Lee had gone to Hamburg with the Yorkshire St. Pauli supporters’ group. When he has the time he’ll play football with them on Sundays; sessions they call Football For All. He photographs the sessions, now and again.
“People say it’s hipster football,” says Lee, talking about St. Pauli. “But it’s amazing to see a football team be so open about what they stand for. And feeling like the fans and the club are building that culture.
“Sometimes, there are decisions that mean sponsors aren’t taken on board if the fans disagree with them. It would be nice to see that in British football,” he adds.
Lee is a St. Pauli fan; he’s also a Leeds United fan. When he talks about sport, his words spill over into each other, as if somebody kicked over a fresh basket of golf balls. The first football ground he ever went to was in Spain; he was five, and his family was on holiday.
“My dad took me on the stadium tour of the Nou Camp,” he says. “Didn’t see a game but we went and looked around.

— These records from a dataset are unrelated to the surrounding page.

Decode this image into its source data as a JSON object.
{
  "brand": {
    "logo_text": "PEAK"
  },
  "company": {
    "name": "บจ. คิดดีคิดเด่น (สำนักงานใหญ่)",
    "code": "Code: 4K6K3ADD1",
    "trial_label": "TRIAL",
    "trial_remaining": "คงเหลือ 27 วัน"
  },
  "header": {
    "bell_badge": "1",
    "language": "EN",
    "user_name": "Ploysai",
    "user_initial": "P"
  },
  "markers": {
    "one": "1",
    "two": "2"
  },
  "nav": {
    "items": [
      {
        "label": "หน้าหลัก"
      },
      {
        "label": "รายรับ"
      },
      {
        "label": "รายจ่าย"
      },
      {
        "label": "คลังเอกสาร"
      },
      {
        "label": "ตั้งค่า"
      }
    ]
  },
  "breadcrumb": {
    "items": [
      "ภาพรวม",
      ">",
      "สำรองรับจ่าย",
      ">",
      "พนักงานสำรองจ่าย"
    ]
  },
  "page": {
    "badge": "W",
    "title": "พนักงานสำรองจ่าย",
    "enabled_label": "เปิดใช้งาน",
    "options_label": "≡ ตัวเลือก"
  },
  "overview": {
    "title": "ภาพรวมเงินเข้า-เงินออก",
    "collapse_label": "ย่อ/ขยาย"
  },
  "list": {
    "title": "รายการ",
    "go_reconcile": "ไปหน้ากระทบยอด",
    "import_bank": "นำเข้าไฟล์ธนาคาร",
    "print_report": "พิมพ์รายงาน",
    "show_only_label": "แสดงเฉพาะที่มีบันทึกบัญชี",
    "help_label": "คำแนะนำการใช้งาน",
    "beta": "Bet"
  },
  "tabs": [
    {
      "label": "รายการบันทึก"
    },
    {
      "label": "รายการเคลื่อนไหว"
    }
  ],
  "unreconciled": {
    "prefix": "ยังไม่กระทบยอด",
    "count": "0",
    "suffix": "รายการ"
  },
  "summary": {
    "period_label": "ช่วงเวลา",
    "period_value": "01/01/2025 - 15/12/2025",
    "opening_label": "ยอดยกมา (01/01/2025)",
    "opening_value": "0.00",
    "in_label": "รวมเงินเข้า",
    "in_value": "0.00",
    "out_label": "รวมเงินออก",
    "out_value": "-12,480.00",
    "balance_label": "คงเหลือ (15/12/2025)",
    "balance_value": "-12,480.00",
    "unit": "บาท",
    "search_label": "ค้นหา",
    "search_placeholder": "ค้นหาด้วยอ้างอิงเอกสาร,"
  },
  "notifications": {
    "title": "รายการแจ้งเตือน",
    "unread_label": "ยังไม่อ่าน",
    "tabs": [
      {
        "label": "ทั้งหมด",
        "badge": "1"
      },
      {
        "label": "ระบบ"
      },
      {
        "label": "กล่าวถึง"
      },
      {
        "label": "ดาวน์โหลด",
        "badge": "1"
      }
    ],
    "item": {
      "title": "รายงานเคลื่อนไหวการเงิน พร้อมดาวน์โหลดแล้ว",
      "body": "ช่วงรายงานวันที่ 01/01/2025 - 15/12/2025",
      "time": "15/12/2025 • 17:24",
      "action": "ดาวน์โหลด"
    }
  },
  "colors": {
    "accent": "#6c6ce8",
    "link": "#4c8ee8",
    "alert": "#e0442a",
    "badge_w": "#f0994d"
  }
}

There’s a picture of me stood in one of the trophy rooms with all the trophies behind me.
“I’m from Scarborough, originally. Scarborough has always had a team that filtered between non-league and the third division; the lowest divisions. Terrible team; and they never played Leeds.”
Lee is a hockey fan, too. He fell in love with hockey after watching the film Mighty Ducks as a kid. He dreams of going to Toronto to visit the Hockey Hall of Fame. His favourite team are the New York Rangers. “A team that has won stuff, but not since 1994,” he says, laughing.
He likes American football. “Granted,” he says, “last season I watched a grand total of ten minutes of the NFL, because the NFL starts and then two weeks later it’s the NHL.” He says he played a bit of rugby a kid; he started watching it seriously after meeting his wife.
The first time he went to New York he took a skateboard, because he liked the idea of skateboarding around the city. “You watch skateboarding videos and there’s that sound,” he says. He pauses for a second, as if he can hear it in in his head.
“Hearing that sound is like — oooooshhhh.”
We ask Lee how he came to photograph sport.
“Weirdly enough,” he says. “Photography came into it from going to gigs.”
Lee went to university to study nursing. He began photographing touring bands and gigs for some of his friends’ zines. He was working in Hull at the Hull Royal Infirmary as a renal assistant when he decided to apply for the photography course at Leeds College of Art.
“I’m still convinced I managed to blag my way into art college,” he says. “I taught myself how to use a camera. I knew two photographers that I liked; the only two photographers that I knew.”
One of the photographers is Glen E. Friedman, an American photographer famous for shooting groups like Black Flag, Misfits, Run-D.M.C. and Public Enemy. The other is British photographer Kevin Cummins. “He shot groups like Joy Division and the Smiths, but he’s obsessed with Manchester City as well,” he says.
Now, Lee is a freelance photographer and photography assistant.
“I photograph things that I like,” he says. “I don’t class myself as a music photographer, or a sports photographer. I’ve just got all these passions that I’m able to put into my work.”
Lee tells us he’d like to photograph fandom; the kind that will fly across the world to watch their favourite teams.
“I want to photograph supporters clubs; the groups supporting clubs that aren’t necessarily in England,” he says. “Fans of German teams, Italian teams, French teams, American teams; football, ice hockey, American football, basketball. I think that’s so interesting.”
Fans, that are just like Lee.
“You know,” he says, “I’m still trying to get my head around the Ultras I saw yesterday. They’re just so passionate about about everything about St. Pauli. And they’re leading the songs, there with the flags, and the loudspeakers, and the drumming. They build the atmosphere.”
When we leave, the mug-balancers are milling about the gallery space, admiring the prints like iPhone paparazzi. The atmosphere had been built and we had seen it all happen. Now, it was time to go.
Originally published in The City Talking: Sport